#### Your instructions
With nothing left out, give the data back exactly.

'''

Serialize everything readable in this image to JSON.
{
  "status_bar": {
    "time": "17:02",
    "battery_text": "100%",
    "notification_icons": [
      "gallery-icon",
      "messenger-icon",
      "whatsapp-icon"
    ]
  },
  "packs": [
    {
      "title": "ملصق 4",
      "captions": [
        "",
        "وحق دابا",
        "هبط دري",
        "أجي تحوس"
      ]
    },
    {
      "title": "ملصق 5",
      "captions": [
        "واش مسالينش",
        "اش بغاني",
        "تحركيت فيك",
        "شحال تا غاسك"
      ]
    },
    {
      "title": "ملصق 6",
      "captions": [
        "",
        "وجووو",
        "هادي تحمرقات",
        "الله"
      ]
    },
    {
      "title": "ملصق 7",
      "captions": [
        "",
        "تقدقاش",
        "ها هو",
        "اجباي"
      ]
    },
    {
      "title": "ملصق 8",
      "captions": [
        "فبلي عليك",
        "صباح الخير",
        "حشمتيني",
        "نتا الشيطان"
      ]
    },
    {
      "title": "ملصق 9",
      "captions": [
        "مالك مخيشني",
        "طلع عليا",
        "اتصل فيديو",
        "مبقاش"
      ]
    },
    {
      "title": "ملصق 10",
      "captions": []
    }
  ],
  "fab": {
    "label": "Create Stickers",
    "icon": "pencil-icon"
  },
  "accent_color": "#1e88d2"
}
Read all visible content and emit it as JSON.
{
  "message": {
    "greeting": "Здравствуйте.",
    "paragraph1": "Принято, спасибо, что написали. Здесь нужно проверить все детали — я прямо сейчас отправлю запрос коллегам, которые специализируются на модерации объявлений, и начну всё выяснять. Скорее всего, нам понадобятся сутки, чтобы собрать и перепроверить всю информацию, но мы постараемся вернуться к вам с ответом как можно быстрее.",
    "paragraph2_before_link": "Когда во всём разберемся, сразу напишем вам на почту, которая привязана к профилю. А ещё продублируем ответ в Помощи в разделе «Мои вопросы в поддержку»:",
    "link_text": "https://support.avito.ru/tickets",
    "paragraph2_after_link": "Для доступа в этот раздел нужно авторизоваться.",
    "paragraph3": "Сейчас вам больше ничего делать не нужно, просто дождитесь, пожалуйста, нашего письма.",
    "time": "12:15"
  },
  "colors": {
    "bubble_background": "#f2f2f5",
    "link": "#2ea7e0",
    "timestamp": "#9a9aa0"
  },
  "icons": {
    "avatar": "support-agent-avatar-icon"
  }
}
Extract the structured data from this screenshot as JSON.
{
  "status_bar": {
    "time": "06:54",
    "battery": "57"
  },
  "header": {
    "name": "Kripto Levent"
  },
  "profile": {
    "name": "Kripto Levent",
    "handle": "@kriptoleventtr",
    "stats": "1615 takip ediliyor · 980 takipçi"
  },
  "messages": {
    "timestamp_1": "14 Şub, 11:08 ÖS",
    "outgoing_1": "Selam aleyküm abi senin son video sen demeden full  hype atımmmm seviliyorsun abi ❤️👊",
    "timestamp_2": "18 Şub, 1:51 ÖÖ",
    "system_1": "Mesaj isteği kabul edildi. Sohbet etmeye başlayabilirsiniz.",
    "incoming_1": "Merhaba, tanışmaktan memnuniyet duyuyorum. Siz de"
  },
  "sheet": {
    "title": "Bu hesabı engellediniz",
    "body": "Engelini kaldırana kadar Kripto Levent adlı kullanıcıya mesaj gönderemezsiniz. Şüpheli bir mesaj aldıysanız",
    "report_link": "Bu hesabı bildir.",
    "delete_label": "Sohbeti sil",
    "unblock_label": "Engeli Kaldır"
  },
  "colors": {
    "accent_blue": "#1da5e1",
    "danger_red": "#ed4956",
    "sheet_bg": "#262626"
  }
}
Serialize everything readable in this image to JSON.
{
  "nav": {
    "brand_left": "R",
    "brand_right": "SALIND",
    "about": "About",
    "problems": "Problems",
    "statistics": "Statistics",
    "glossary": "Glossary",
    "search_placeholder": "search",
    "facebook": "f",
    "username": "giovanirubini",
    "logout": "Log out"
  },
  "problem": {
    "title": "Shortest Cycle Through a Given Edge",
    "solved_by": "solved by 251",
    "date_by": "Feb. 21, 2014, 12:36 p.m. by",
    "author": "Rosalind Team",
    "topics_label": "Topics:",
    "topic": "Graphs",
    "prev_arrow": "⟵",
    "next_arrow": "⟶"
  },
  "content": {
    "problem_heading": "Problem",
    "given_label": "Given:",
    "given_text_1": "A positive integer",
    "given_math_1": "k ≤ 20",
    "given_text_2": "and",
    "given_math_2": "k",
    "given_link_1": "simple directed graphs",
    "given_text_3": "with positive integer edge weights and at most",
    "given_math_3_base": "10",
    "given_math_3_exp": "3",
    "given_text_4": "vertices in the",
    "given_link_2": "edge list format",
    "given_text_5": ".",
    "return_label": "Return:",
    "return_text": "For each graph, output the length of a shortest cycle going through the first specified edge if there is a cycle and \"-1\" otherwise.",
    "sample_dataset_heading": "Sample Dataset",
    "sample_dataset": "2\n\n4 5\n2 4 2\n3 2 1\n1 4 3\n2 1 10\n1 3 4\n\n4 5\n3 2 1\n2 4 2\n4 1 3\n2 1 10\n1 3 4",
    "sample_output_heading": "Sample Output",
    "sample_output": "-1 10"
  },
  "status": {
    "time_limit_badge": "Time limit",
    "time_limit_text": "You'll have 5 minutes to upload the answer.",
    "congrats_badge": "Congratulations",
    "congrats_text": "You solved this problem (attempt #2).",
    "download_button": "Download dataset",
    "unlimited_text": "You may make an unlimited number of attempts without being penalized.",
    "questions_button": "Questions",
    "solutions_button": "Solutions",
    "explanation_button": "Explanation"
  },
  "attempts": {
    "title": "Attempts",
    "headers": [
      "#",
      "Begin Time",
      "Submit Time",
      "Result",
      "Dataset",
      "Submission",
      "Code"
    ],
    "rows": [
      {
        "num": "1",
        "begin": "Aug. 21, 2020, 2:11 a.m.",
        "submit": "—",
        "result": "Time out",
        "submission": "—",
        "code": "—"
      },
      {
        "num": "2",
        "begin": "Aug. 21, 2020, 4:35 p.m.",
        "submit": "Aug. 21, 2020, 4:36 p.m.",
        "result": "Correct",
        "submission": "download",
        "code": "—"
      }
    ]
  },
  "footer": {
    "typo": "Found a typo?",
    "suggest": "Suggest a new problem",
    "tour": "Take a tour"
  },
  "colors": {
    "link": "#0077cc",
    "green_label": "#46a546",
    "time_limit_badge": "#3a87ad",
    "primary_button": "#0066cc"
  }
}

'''

#### Task answer
Serialize everything readable in this image to JSON.
{
  "status_bar": {
    "time": "17:02",
    "battery_text": "100%",
    "notification_icons": [
      "gallery-icon",
      "messenger-icon",
      "whatsapp-icon"
    ]
  },
  "packs": [
    {
      "title": "ملصق 4",
      "captions": [
        "",
        "وحق دابا",
        "هبط دري",
        "أجي تحوس"
      ]
    },
    {
      "title": "ملصق 5",
      "captions": [
        "واش مسالينش",
        "اش بغاني",
        "تحركيت فيك",
        "شحال تا غاسك"
      ]
    },
    {
      "title": "ملصق 6",
      "captions": [
        "",
        "وجووو",
        "هادي تحمرقات",
        "الله"
      ]
    },
    {
      "title": "ملصق 7",
      "captions": [
        "",
        "تقدقاش",
        "ها هو",
        "اجباي"
      ]
    },
    {
      "title": "ملصق 8",
      "captions": [
        "فبلي عليك",
        "صباح الخير",
        "حشمتيني",
        "نتا الشيطان"
      ]
    },
    {
      "title": "ملصق 9",
      "captions": [
        "مالك مخيشني",
        "طلع عليا",
        "اتصل فيديو",
        "مبقاش"
      ]
    },
    {
      "title": "ملصق 10",
      "captions": []
    }
  ],
  "fab": {
    "label": "Create Stickers",
    "icon": "pencil-icon"
  },
  "accent_color": "#1e88d2"
}
Read all visible content and emit it as JSON.
{
  "message": {
    "greeting": "Здравствуйте.",
    "paragraph1": "Принято, спасибо, что написали. Здесь нужно проверить все детали — я прямо сейчас отправлю запрос коллегам, которые специализируются на модерации объявлений, и начну всё выяснять. Скорее всего, нам понадобятся сутки, чтобы собрать и перепроверить всю информацию, но мы постараемся вернуться к вам с ответом как можно быстрее.",
    "paragraph2_before_link": "Когда во всём разберемся, сразу напишем вам на почту, которая привязана к профилю. А ещё продублируем ответ в Помощи в разделе «Мои вопросы в поддержку»:",
    "link_text": "https://support.avito.ru/tickets",
    "paragraph2_after_link": "Для доступа в этот раздел нужно авторизоваться.",
    "paragraph3": "Сейчас вам больше ничего делать не нужно, просто дождитесь, пожалуйста, нашего письма.",
    "time": "12:15"
  },
  "colors": {
    "bubble_background": "#f2f2f5",
    "link": "#2ea7e0",
    "timestamp": "#9a9aa0"
  },
  "icons": {
    "avatar": "support-agent-avatar-icon"
  }
}
Extract the structured data from this screenshot as JSON.
{
  "status_bar": {
    "time": "06:54",
    "battery": "57"
  },
  "header": {
    "name": "Kripto Levent"
  },
  "profile": {
    "name": "Kripto Levent",
    "handle": "@kriptoleventtr",
    "stats": "1615 takip ediliyor · 980 takipçi"
  },
  "messages": {
    "timestamp_1": "14 Şub, 11:08 ÖS",
    "outgoing_1": "Selam aleyküm abi senin son video sen demeden full  hype atımmmm seviliyorsun abi ❤️👊",
    "timestamp_2": "18 Şub, 1:51 ÖÖ",
    "system_1": "Mesaj isteği kabul edildi. Sohbet etmeye başlayabilirsiniz.",
    "incoming_1": "Merhaba, tanışmaktan memnuniyet duyuyorum. Siz de"
  },
  "sheet": {
    "title": "Bu hesabı engellediniz",
    "body": "Engelini kaldırana kadar Kripto Levent adlı kullanıcıya mesaj gönderemezsiniz. Şüpheli bir mesaj aldıysanız",
    "report_link": "Bu hesabı bildir.",
    "delete_label": "Sohbeti sil",
    "unblock_label": "Engeli Kaldır"
  },
  "colors": {
    "accent_blue": "#1da5e1",
    "danger_red": "#ed4956",
    "sheet_bg": "#262626"
  }
}
Serialize everything readable in this image to JSON.
{
  "nav": {
    "brand_left": "R",
    "brand_right": "SALIND",
    "about": "About",
    "problems": "Problems",
    "statistics": "Statistics",
    "glossary": "Glossary",
    "search_placeholder": "search",
    "facebook": "f",
    "username": "giovanirubini",
    "logout": "Log out"
  },
  "problem": {
    "title": "Shortest Cycle Through a Given Edge",
    "solved_by": "solved by 251",
    "date_by": "Feb. 21, 2014, 12:36 p.m. by",
    "author": "Rosalind Team",
    "topics_label": "Topics:",
    "topic": "Graphs",
    "prev_arrow": "⟵",
    "next_arrow": "⟶"
  },
  "content": {
    "problem_heading": "Problem",
    "given_label": "Given:",
    "given_text_1": "A positive integer",
    "given_math_1": "k ≤ 20",
    "given_text_2": "and",
    "given_math_2": "k",
    "given_link_1": "simple directed graphs",
    "given_text_3": "with positive integer edge weights and at most",
    "given_math_3_base": "10",
    "given_math_3_exp": "3",
    "given_text_4": "vertices in the",
    "given_link_2": "edge list format",
    "given_text_5": ".",
    "return_label": "Return:",
    "return_text": "For each graph, output the length of a shortest cycle going through the first specified edge if there is a cycle and \"-1\" otherwise.",
    "sample_dataset_heading": "Sample Dataset",
    "sample_dataset": "2\n\n4 5\n2 4 2\n3 2 1\n1 4 3\n2 1 10\n1 3 4\n\n4 5\n3 2 1\n2 4 2\n4 1 3\n2 1 10\n1 3 4",
    "sample_output_heading": "Sample Output",
    "sample_output": "-1 10"
  },
  "status": {
    "time_limit_badge": "Time limit",
    "time_limit_text": "You'll have 5 minutes to upload the answer.",
    "congrats_badge": "Congratulations",
    "congrats_text": "You solved this problem (attempt #2).",
    "download_button": "Download dataset",
    "unlimited_text": "You may make an unlimited number of attempts without being penalized.",
    "questions_button": "Questions",
    "solutions_button": "Solutions",
    "explanation_button": "Explanation"
  },
  "attempts": {
    "title": "Attempts",
    "headers": [
      "#",
      "Begin Time",
      "Submit Time",
      "Result",
      "Dataset",
      "Submission",
      "Code"
    ],
    "rows": [
      {
        "num": "1",
        "begin": "Aug. 21, 2020, 2:11 a.m.",
        "submit": "—",
        "result": "Time out",
        "submission": "—",
        "code": "—"
      },
      {
        "num": "2",
        "begin": "Aug. 21, 2020, 4:35 p.m.",
        "submit": "Aug. 21, 2020, 4:36 p.m.",
        "result": "Correct",
        "submission": "download",
        "code": "—"
      }
    ]
  },
  "footer": {
    "typo": "Found a typo?",
    "suggest": "Suggest a new problem",
    "tour": "Take a tour"
  },
  "colors": {
    "link": "#0077cc",
    "green_label": "#46a546",
    "time_limit_badge": "#3a87ad",
    "primary_button": "#0066cc"
  }
}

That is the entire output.